How to complete this task> Copy out every record precisely.

Exercise material>
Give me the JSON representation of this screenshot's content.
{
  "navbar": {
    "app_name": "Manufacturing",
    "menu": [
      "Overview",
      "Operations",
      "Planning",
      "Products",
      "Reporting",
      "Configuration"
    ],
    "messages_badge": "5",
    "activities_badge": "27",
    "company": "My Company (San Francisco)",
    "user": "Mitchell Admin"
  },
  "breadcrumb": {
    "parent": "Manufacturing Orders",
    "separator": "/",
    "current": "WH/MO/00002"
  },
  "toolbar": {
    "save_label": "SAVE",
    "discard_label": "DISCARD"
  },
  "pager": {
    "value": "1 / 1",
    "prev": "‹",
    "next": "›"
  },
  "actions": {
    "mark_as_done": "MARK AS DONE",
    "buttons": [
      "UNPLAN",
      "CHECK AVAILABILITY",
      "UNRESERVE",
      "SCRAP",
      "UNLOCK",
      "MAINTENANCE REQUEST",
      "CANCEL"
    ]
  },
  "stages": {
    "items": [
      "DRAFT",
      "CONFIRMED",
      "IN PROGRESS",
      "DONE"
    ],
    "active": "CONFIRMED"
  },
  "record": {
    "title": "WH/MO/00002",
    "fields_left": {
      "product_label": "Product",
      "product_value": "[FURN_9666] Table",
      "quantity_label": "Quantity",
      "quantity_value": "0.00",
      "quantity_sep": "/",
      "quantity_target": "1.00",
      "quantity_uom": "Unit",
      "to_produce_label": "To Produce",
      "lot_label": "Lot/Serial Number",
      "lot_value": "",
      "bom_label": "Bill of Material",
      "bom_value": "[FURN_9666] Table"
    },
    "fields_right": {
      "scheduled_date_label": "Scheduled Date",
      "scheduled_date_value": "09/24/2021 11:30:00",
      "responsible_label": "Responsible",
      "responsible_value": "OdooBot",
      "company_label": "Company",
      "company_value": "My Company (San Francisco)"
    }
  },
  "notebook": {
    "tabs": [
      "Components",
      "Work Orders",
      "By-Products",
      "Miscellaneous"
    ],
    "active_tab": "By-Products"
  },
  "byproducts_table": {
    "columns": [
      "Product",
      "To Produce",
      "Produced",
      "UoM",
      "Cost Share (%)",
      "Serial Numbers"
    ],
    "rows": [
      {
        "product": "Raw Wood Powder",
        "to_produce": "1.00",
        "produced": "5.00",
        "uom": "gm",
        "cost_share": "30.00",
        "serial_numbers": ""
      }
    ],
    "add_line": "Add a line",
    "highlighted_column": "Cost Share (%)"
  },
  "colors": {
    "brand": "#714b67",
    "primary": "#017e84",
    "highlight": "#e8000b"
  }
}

Solution for this task>
Give me the JSON representation of this screenshot's content.
{
  "navbar": {
    "app_name": "Manufacturing",
    "menu": [
      "Overview",
      "Operations",
      "Planning",
      "Products",
      "Reporting",
      "Configuration"
    ],
    "messages_badge": "5",
    "activities_badge": "27",
    "company": "My Company (San Francisco)",
    "user": "Mitchell Admin"
  },
  "breadcrumb": {
    "parent": "Manufacturing Orders",
    "separator": "/",
    "current": "WH/MO/00002"
  },
  "toolbar": {
    "save_label": "SAVE",
    "discard_label": "DISCARD"
  },
  "pager": {
    "value": "1 / 1",
    "prev": "‹",
    "next": "›"
  },
  "actions": {
    "mark_as_done": "MARK AS DONE",
    "buttons": [
      "UNPLAN",
      "CHECK AVAILABILITY",
      "UNRESERVE",
      "SCRAP",
      "UNLOCK",
      "MAINTENANCE REQUEST",
      "CANCEL"
    ]
  },
  "stages": {
    "items": [
      "DRAFT",
      "CONFIRMED",
      "IN PROGRESS",
      "DONE"
    ],
    "active": "CONFIRMED"
  },
  "record": {
    "title": "WH/MO/00002",
    "fields_left": {
      "product_label": "Product",
      "product_value": "[FURN_9666] Table",
      "quantity_label": "Quantity",
      "quantity_value": "0.00",
      "quantity_sep": "/",
      "quantity_target": "1.00",
      "quantity_uom": "Unit",
      "to_produce_label": "To Produce",
      "lot_label": "Lot/Serial Number",
      "lot_value": "",
      "bom_label": "Bill of Material",
      "bom_value": "[FURN_9666] Table"
    },
    "fields_right": {
      "scheduled_date_label": "Scheduled Date",
      "scheduled_date_value": "09/24/2021 11:30:00",
      "responsible_label": "Responsible",
      "responsible_value": "OdooBot",
      "company_label": "Company",
      "company_value": "My Company (San Francisco)"
    }
  },
  "notebook": {
    "tabs": [
      "Components",
      "Work Orders",
      "By-Products",
      "Miscellaneous"
    ],
    "active_tab": "By-Products"
  },
  "byproducts_table": {
    "columns": [
      "Product",
      "To Produce",
      "Produced",
      "UoM",
      "Cost Share (%)",
      "Serial Numbers"
    ],
    "rows": [
      {
        "product": "Raw Wood Powder",
        "to_produce": "1.00",
        "produced": "5.00",
        "uom": "gm",
        "cost_share": "30.00",
        "serial_numbers": ""
      }
    ],
    "add_line": "Add a line",
    "highlighted_column": "Cost Share (%)"
  },
  "colors": {
    "brand": "#714b67",
    "primary": "#017e84",
    "highlight": "#e8000b"
  }
}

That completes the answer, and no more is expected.